> [What needs to be done]:
Leave out the pictures and print precisely the lines from the line with "What data populates" to the final line of the entries, both ends included.

> [Data records for software interfaces]:
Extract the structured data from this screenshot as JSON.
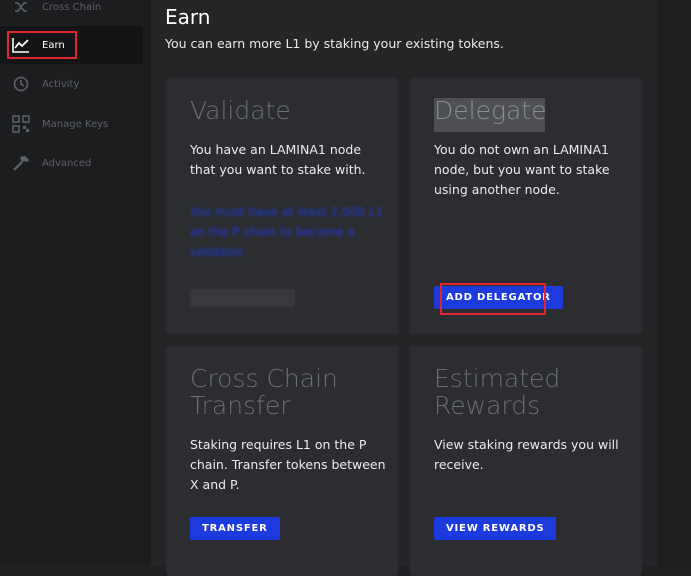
{
  "sidebar": {
    "items": [
      {
        "label": "Cross Chain",
        "icon": "shuffle-icon"
      },
      {
        "label": "Earn",
        "icon": "chart-line-icon",
        "active": true
      },
      {
        "label": "Activity",
        "icon": "history-icon"
      },
      {
        "label": "Manage Keys",
        "icon": "qr-code-icon"
      },
      {
        "label": "Advanced",
        "icon": "hammer-icon"
      }
    ]
  },
  "header": {
    "title": "Earn",
    "subtitle": "You can earn more L1 by staking your existing tokens."
  },
  "cards": {
    "validate": {
      "title": "Validate",
      "description": "You have an LAMINA1 node that you want to stake with.",
      "warning": "You must have at least 2,000 L1 on the P chain to become a validator."
    },
    "delegate": {
      "title": "Delegate",
      "description": "You do not own an LAMINA1 node, but you want to stake using another node.",
      "button": "ADD DELEGATOR"
    },
    "transfer": {
      "title_line1": "Cross Chain",
      "title_line2": "Transfer",
      "description": "Staking requires L1 on the P chain. Transfer tokens between X and P.",
      "button": "TRANSFER"
    },
    "rewards": {
      "title_line1": "Estimated",
      "title_line2": "Rewards",
      "description": "View staking rewards you will receive.",
      "button": "VIEW REWARDS"
    }
  },
  "colors": {
    "accent": "#1d3bdc",
    "highlight": "#e0262d",
    "card": "#2c2d30"
  }
}
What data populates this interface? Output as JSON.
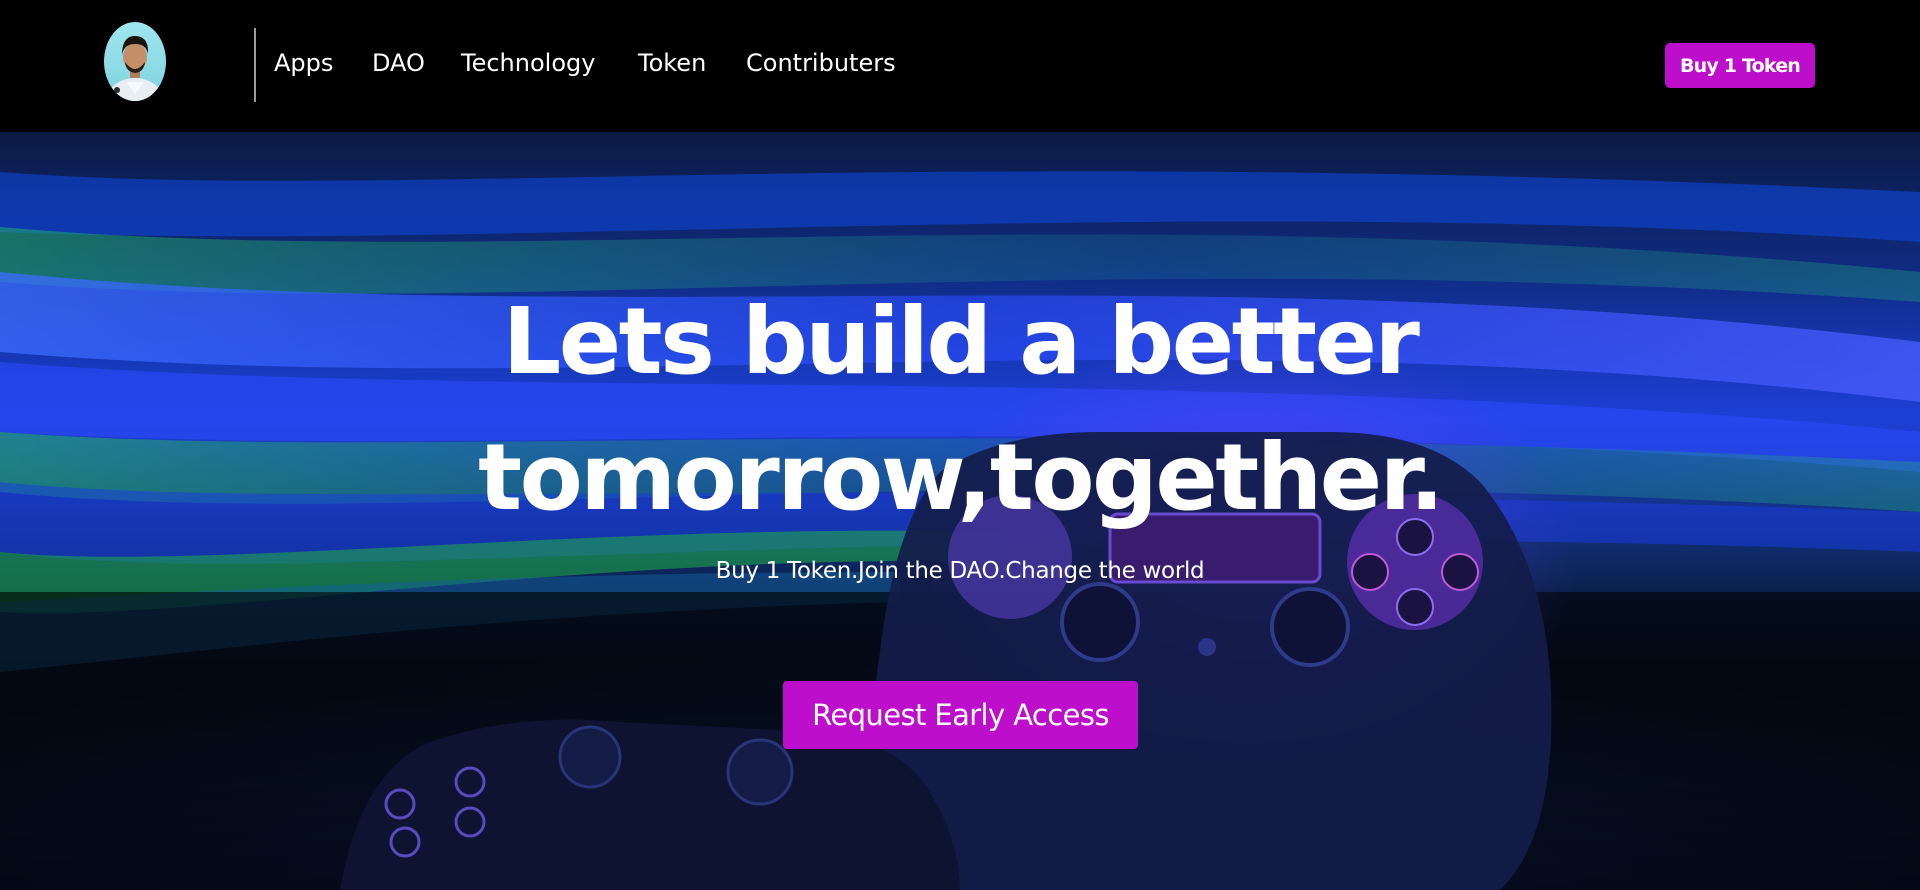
{
  "nav": {
    "links": [
      "Apps",
      "DAO",
      "Technology",
      "Token",
      "Contributers"
    ]
  },
  "header": {
    "buy_label": "Buy 1 Token"
  },
  "hero": {
    "title_line1": "Lets build a better",
    "title_line2": "tomorrow,together.",
    "subtitle": "Buy 1 Token.Join the DAO.Change the world",
    "cta_label": "Request Early Access"
  },
  "colors": {
    "accent": "#bd0fcb",
    "header_bg": "#000000",
    "hero_blue": "#1e3fd6",
    "hero_green": "#1f8f3a"
  },
  "icons": {
    "avatar": "user-avatar-photo",
    "hero_background": "game-controller-light-streaks"
  }
}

> [Result of the task]:
What data populates this interface? Output as JSON.
{
  "nav": {
    "links": [
      "Apps",
      "DAO",
      "Technology",
      "Token",
      "Contributers"
    ]
  },
  "header": {
    "buy_label": "Buy 1 Token"
  },
  "hero": {
    "title_line1": "Lets build a better",
    "title_line2": "tomorrow,together.",
    "subtitle": "Buy 1 Token.Join the DAO.Change the world",
    "cta_label": "Request Early Access"
  },
  "colors": {
    "accent": "#bd0fcb",
    "header_bg": "#000000",
    "hero_blue": "#1e3fd6",
    "hero_green": "#1f8f3a"
  },
  "icons": {
    "avatar": "user-avatar-photo",
    "hero_background": "game-controller-light-streaks"
  }
}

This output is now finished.